Boris Johnson will meet senior police officers on Monday as the UK’s largest force continues to face criticism over its handling of a vigil for Sarah Everard, with the prime minister “deeply concerned” about what happened.
The Metropolitan Police has come under fire from across the political spectrum and beyond after the ugly scenes on Clapham Common in south London on Saturday, during which officers were seen grabbing several women and leading them away in handcuffs.
In his first public statement since the vigil, and as pressure grows on Met Commissioner Dame Cressida Dick to stand down from her post, the prime minister has said the meeting will examine “further action we need to take to protect women and ensure our streets are safe”.
Mr Johnson also confirmed earlier reports that he had spoken to Dame Cressida since the vigil, and Scotland Yard’s commissioner has insisted that she will not be resigning.
She said the death of Ms Everard – whose body was found in a Kent woodland after she disappeared while walking home across Clapham Common – had made her “more determined, not less, to lead my organisation”.
Wayne Couzens, the Metropolitan Police officer accused of the kidnap and murder of Ms Everard, is due to appear at the Old Bailey on Tuesday.
Monday’s meeting of the government’s Crime And Justice Taskforce will discuss how to protect women and girls from violence and harassment.
Mr Johnson, who will chair the meeting, said: “Like everyone who saw it, I was deeply concerned about the footage from Clapham Common on Saturday night.
“I have spoken with the Metropolitan Police commissioner, who has committed to reviewing how this was handled, and the Home Secretary has also commissioned HM Inspectorate of Constabulary to conduct a ‘lessons learned’ review into the policing of the event.”
He promised the meeting with ministers, senior police officers and Crown Prosecution Service (CPS) representatives would examine “further action we need to take to protect women and ensure our streets are safe”.
The prime minister added: “The death of Sarah Everard must unite us in determination to drive out violence against women and girls and make every part of the criminal justice system work to protect and defend them.”
Downing Street said the meeting will cover progress on local crime prevention schemes, such as increased street lighting and CCTV, and a discussion of how more work in this arena can make streets safer for women.
It will also look at the low rates of prosecution for rape and sexual assault complaints, with a review of the criminal justice system “from end to end”.
It comes after a survey was relaunched by the home secretary on Friday to catalogue the experiences of women and girls, gathering 53,000 responses in just two days.

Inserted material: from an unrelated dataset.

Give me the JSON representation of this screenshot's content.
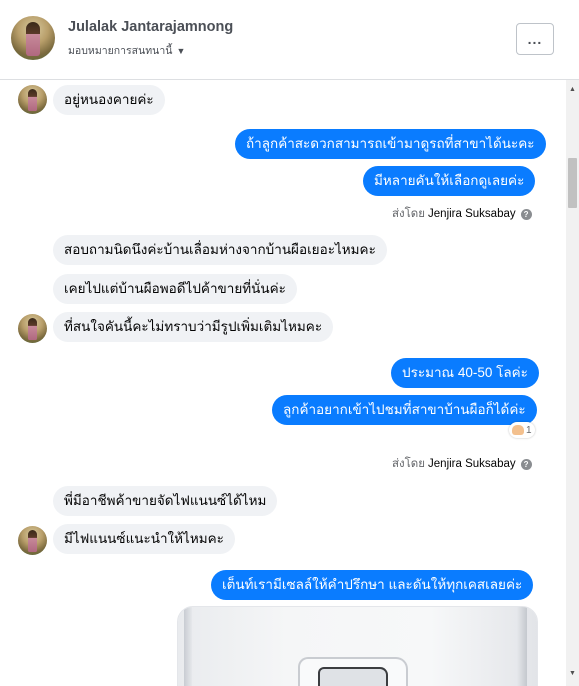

Measures previously promised by the government include:
- Recruiting 20,000 extra police officers over the next three years
- An end-to-end Rape Review looking at how every stage of the criminal justice system handles rape cases
- A further £85m for the CPS
- The Domestic Abuse Bill will soon become law, introducing a new offence of non-fatal strangulation, strengthening legislation around controlling or coercive behaviour and widening revenge porn laws to include threats to disclose intimate images with the intention to cause distress
- New Domestic Abuse Protection Notices and Domestic Abuse Protection Orders, which will prevent perpetrators from contacting their victims, as well as force them to take positive steps to change their behaviour
- A new Violence Against Women and Girls Strategy, which will be published later this year
The meeting will come after more protesters gathered outside Scotland Yard on Sunday to air their grievances about what happened on Saturday, when four arrests were made and 26 officers were assaulted.
The vigil had been planned by Reclaim These Streets, but the group cancelled the event after what they said were repeated attempts to negotiate with the Met about ways it could go ahead safely under coronavirus restrictions.
London Mayor Sadiq Khan said the handling of the vigil on Clapham Common was “unacceptable” – and that he is “not satisfied” with the explanation he has received from the head of the Met.
Home Secretary Priti Patel, who described the scenes as “upsetting”, also read the police report and said “there are still questions to be answered”.
But the Met’s commissioner stood firm on Sunday despite the gathering outside the Met’s headquarters, and more crowds later forming in Parliament Square.
“We’re still in a pandemic – unlawful gatherings are unlawful gatherings,” said Dame Cressida.
“Officers have to take action if people are putting themselves massively at risk.”
Ken Marsh, chairman of The Metropolitan Police Federation, which represents officers in the capital, backed the commissioner’s stance.
He said: “Colleagues are being condemned by politicians of all parties for doing what we have been asked to do by politicians on behalf of society. This is not right or fair. Damned if we do. Damned if we don’t.
“Are we supposed to enforce COVID-19 regulations or not?”